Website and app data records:
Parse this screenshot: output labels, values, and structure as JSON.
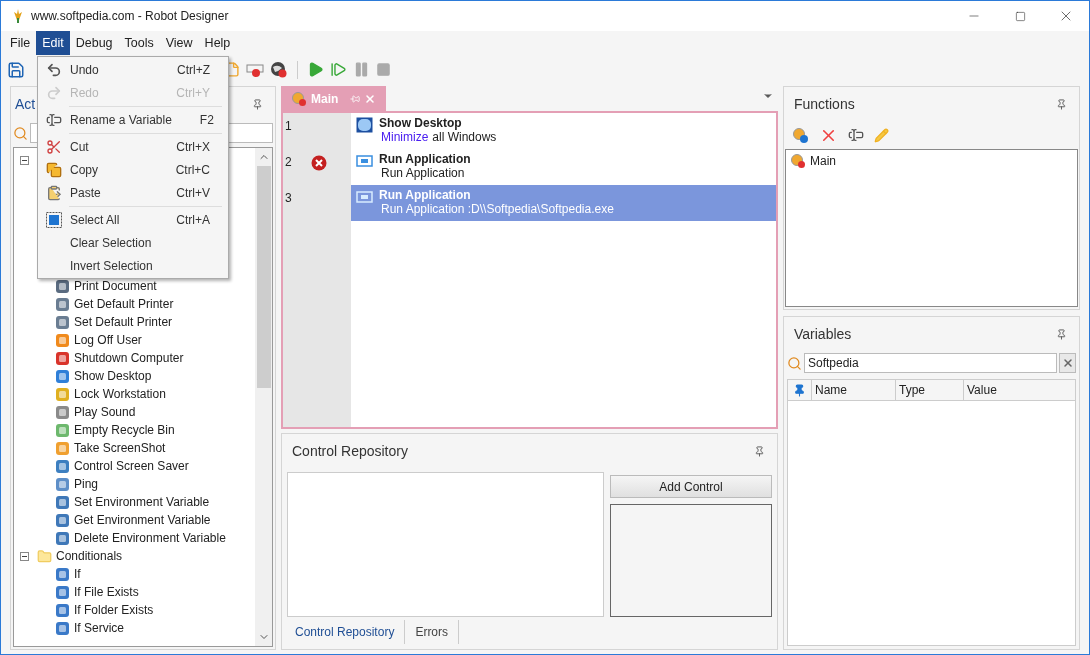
{
  "window": {
    "title": "www.softpedia.com - Robot Designer"
  },
  "menu_bar": [
    {
      "label": "File",
      "selected": false
    },
    {
      "label": "Edit",
      "selected": true
    },
    {
      "label": "Debug",
      "selected": false
    },
    {
      "label": "Tools",
      "selected": false
    },
    {
      "label": "View",
      "selected": false
    },
    {
      "label": "Help",
      "selected": false
    }
  ],
  "edit_menu": [
    {
      "kind": "item",
      "label": "Undo",
      "shortcut": "Ctrl+Z",
      "disabled": false
    },
    {
      "kind": "item",
      "label": "Redo",
      "shortcut": "Ctrl+Y",
      "disabled": true
    },
    {
      "kind": "separator"
    },
    {
      "kind": "item",
      "label": "Rename a Variable",
      "shortcut": "F2",
      "disabled": false
    },
    {
      "kind": "separator"
    },
    {
      "kind": "item",
      "label": "Cut",
      "shortcut": "Ctrl+X",
      "disabled": false
    },
    {
      "kind": "item",
      "label": "Copy",
      "shortcut": "Ctrl+C",
      "disabled": false
    },
    {
      "kind": "item",
      "label": "Paste",
      "shortcut": "Ctrl+V",
      "disabled": false
    },
    {
      "kind": "separator"
    },
    {
      "kind": "item",
      "label": "Select All",
      "shortcut": "Ctrl+A",
      "disabled": false
    },
    {
      "kind": "item",
      "label": "Clear Selection",
      "disabled": false
    },
    {
      "kind": "item",
      "label": "Invert Selection",
      "disabled": false
    }
  ],
  "actions_panel": {
    "title": "Act",
    "tree": [
      {
        "expanded": true,
        "children": [
          {
            "label": "Print Document"
          },
          {
            "label": "Get Default Printer"
          },
          {
            "label": "Set Default Printer"
          },
          {
            "label": "Log Off User"
          },
          {
            "label": "Shutdown Computer"
          },
          {
            "label": "Show Desktop"
          },
          {
            "label": "Lock Workstation"
          },
          {
            "label": "Play Sound"
          },
          {
            "label": "Empty Recycle Bin"
          },
          {
            "label": "Take ScreenShot"
          },
          {
            "label": "Control Screen Saver"
          },
          {
            "label": "Ping"
          },
          {
            "label": "Set Environment Variable"
          },
          {
            "label": "Get Environment Variable"
          },
          {
            "label": "Delete Environment Variable"
          }
        ]
      },
      {
        "label": "Conditionals",
        "expanded": true,
        "children": [
          {
            "label": "If"
          },
          {
            "label": "If File Exists"
          },
          {
            "label": "If Folder Exists"
          },
          {
            "label": "If Service"
          }
        ]
      }
    ]
  },
  "editor": {
    "tab": {
      "label": "Main"
    },
    "lines": [
      {
        "number": "1",
        "error": false,
        "selected": false,
        "title": "Show Desktop",
        "detail": [
          {
            "kind": "keyword",
            "text": "Minimize"
          },
          {
            "kind": "plain",
            "text": "all Windows"
          }
        ]
      },
      {
        "number": "2",
        "error": true,
        "selected": false,
        "title": "Run Application",
        "detail": [
          {
            "kind": "plain",
            "text": "Run Application"
          }
        ]
      },
      {
        "number": "3",
        "error": false,
        "selected": true,
        "title": "Run Application",
        "detail": [
          {
            "kind": "plain",
            "text": "Run Application :D\\\\Softpedia\\Softpedia.exe"
          }
        ]
      }
    ]
  },
  "control_repository": {
    "title": "Control Repository",
    "button": "Add Control",
    "tabs": [
      {
        "label": "Control Repository",
        "selected": true
      },
      {
        "label": "Errors",
        "selected": false
      }
    ]
  },
  "functions": {
    "title": "Functions",
    "items": [
      {
        "label": "Main"
      }
    ]
  },
  "variables": {
    "title": "Variables",
    "search": {
      "value": "Softpedia"
    },
    "columns": [
      "Name",
      "Type",
      "Value"
    ]
  }
}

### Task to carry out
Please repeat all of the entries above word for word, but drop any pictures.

### Answer box
Parse this screenshot: output labels, values, and structure as JSON.
{
  "window": {
    "title": "www.softpedia.com - Robot Designer"
  },
  "menu_bar": [
    {
      "label": "File",
      "selected": false
    },
    {
      "label": "Edit",
      "selected": true
    },
    {
      "label": "Debug",
      "selected": false
    },
    {
      "label": "Tools",
      "selected": false
    },
    {
      "label": "View",
      "selected": false
    },
    {
      "label": "Help",
      "selected": false
    }
  ],
  "edit_menu": [
    {
      "kind": "item",
      "label": "Undo",
      "shortcut": "Ctrl+Z",
      "disabled": false
    },
    {
      "kind": "item",
      "label": "Redo",
      "shortcut": "Ctrl+Y",
      "disabled": true
    },
    {
      "kind": "separator"
    },
    {
      "kind": "item",
      "label": "Rename a Variable",
      "shortcut": "F2",
      "disabled": false
    },
    {
      "kind": "separator"
    },
    {
      "kind": "item",
      "label": "Cut",
      "shortcut": "Ctrl+X",
      "disabled": false
    },
    {
      "kind": "item",
      "label": "Copy",
      "shortcut": "Ctrl+C",
      "disabled": false
    },
    {
      "kind": "item",
      "label": "Paste",
      "shortcut": "Ctrl+V",
      "disabled": false
    },
    {
      "kind": "separator"
    },
    {
      "kind": "item",
      "label": "Select All",
      "shortcut": "Ctrl+A",
      "disabled": false
    },
    {
      "kind": "item",
      "label": "Clear Selection",
      "disabled": false
    },
    {
      "kind": "item",
      "label": "Invert Selection",
      "disabled": false
    }
  ],
  "actions_panel": {
    "title": "Act",
    "tree": [
      {
        "expanded": true,
        "children": [
          {
            "label": "Print Document"
          },
          {
            "label": "Get Default Printer"
          },
          {
            "label": "Set Default Printer"
          },
          {
            "label": "Log Off User"
          },
          {
            "label": "Shutdown Computer"
          },
          {
            "label": "Show Desktop"
          },
          {
            "label": "Lock Workstation"
          },
          {
            "label": "Play Sound"
          },
          {
            "label": "Empty Recycle Bin"
          },
          {
            "label": "Take ScreenShot"
          },
          {
            "label": "Control Screen Saver"
          },
          {
            "label": "Ping"
          },
          {
            "label": "Set Environment Variable"
          },
          {
            "label": "Get Environment Variable"
          },
          {
            "label": "Delete Environment Variable"
          }
        ]
      },
      {
        "label": "Conditionals",
        "expanded": true,
        "children": [
          {
            "label": "If"
          },
          {
            "label": "If File Exists"
          },
          {
            "label": "If Folder Exists"
          },
          {
            "label": "If Service"
          }
        ]
      }
    ]
  },
  "editor": {
    "tab": {
      "label": "Main"
    },
    "lines": [
      {
        "number": "1",
        "error": false,
        "selected": false,
        "title": "Show Desktop",
        "detail": [
          {
            "kind": "keyword",
            "text": "Minimize"
          },
          {
            "kind": "plain",
            "text": "all Windows"
          }
        ]
      },
      {
        "number": "2",
        "error": true,
        "selected": false,
        "title": "Run Application",
        "detail": [
          {
            "kind": "plain",
            "text": "Run Application"
          }
        ]
      },
      {
        "number": "3",
        "error": false,
        "selected": true,
        "title": "Run Application",
        "detail": [
          {
            "kind": "plain",
            "text": "Run Application :D\\\\Softpedia\\Softpedia.exe"
          }
        ]
      }
    ]
  },
  "control_repository": {
    "title": "Control Repository",
    "button": "Add Control",
    "tabs": [
      {
        "label": "Control Repository",
        "selected": true
      },
      {
        "label": "Errors",
        "selected": false
      }
    ]
  },
  "functions": {
    "title": "Functions",
    "items": [
      {
        "label": "Main"
      }
    ]
  },
  "variables": {
    "title": "Variables",
    "search": {
      "value": "Softpedia"
    },
    "columns": [
      "Name",
      "Type",
      "Value"
    ]
  }
}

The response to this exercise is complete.